BEGIN

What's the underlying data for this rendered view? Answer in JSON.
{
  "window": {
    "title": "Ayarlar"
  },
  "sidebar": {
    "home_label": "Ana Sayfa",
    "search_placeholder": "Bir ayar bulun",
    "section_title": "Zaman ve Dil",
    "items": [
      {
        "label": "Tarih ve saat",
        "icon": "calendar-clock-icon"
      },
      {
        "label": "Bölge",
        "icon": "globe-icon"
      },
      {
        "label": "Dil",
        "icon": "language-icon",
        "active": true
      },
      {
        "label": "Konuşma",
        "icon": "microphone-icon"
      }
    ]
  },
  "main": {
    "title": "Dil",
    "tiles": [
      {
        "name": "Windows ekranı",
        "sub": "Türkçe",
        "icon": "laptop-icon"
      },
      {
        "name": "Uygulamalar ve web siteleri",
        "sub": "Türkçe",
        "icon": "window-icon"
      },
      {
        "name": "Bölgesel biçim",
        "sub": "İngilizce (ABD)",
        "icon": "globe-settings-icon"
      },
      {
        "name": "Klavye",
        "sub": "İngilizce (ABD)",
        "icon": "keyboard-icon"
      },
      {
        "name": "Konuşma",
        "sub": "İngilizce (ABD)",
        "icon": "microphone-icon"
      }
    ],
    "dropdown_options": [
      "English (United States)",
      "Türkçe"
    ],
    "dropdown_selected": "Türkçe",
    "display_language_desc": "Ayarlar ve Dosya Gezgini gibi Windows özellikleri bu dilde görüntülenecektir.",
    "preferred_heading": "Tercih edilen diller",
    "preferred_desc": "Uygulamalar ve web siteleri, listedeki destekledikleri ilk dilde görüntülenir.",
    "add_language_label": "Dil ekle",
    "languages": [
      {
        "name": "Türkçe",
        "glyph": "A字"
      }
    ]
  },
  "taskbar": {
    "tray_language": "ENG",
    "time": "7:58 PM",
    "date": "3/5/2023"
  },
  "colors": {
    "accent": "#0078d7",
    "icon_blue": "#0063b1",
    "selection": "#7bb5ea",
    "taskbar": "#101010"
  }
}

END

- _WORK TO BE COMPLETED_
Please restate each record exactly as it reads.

- _ANSWER TO THIS TASK_
What's the underlying data for this rendered view? Answer in JSON.
{
  "window": {
    "title": "Ayarlar"
  },
  "sidebar": {
    "home_label": "Ana Sayfa",
    "search_placeholder": "Bir ayar bulun",
    "section_title": "Zaman ve Dil",
    "items": [
      {
        "label": "Tarih ve saat",
        "icon": "calendar-clock-icon"
      },
      {
        "label": "Bölge",
        "icon": "globe-icon"
      },
      {
        "label": "Dil",
        "icon": "language-icon",
        "active": true
      },
      {
        "label": "Konuşma",
        "icon": "microphone-icon"
      }
    ]
  },
  "main": {
    "title": "Dil",
    "tiles": [
      {
        "name": "Windows ekranı",
        "sub": "Türkçe",
        "icon": "laptop-icon"
      },
      {
        "name": "Uygulamalar ve web siteleri",
        "sub": "Türkçe",
        "icon": "window-icon"
      },
      {
        "name": "Bölgesel biçim",
        "sub": "İngilizce (ABD)",
        "icon": "globe-settings-icon"
      },
      {
        "name": "Klavye",
        "sub": "İngilizce (ABD)",
        "icon": "keyboard-icon"
      },
      {
        "name": "Konuşma",
        "sub": "İngilizce (ABD)",
        "icon": "microphone-icon"
      }
    ],
    "dropdown_options": [
      "English (United States)",
      "Türkçe"
    ],
    "dropdown_selected": "Türkçe",
    "display_language_desc": "Ayarlar ve Dosya Gezgini gibi Windows özellikleri bu dilde görüntülenecektir.",
    "preferred_heading": "Tercih edilen diller",
    "preferred_desc": "Uygulamalar ve web siteleri, listedeki destekledikleri ilk dilde görüntülenir.",
    "add_language_label": "Dil ekle",
    "languages": [
      {
        "name": "Türkçe",
        "glyph": "A字"
      }
    ]
  },
  "taskbar": {
    "tray_language": "ENG",
    "time": "7:58 PM",
    "date": "3/5/2023"
  },
  "colors": {
    "accent": "#0078d7",
    "icon_blue": "#0063b1",
    "selection": "#7bb5ea",
    "taskbar": "#101010"
  }
}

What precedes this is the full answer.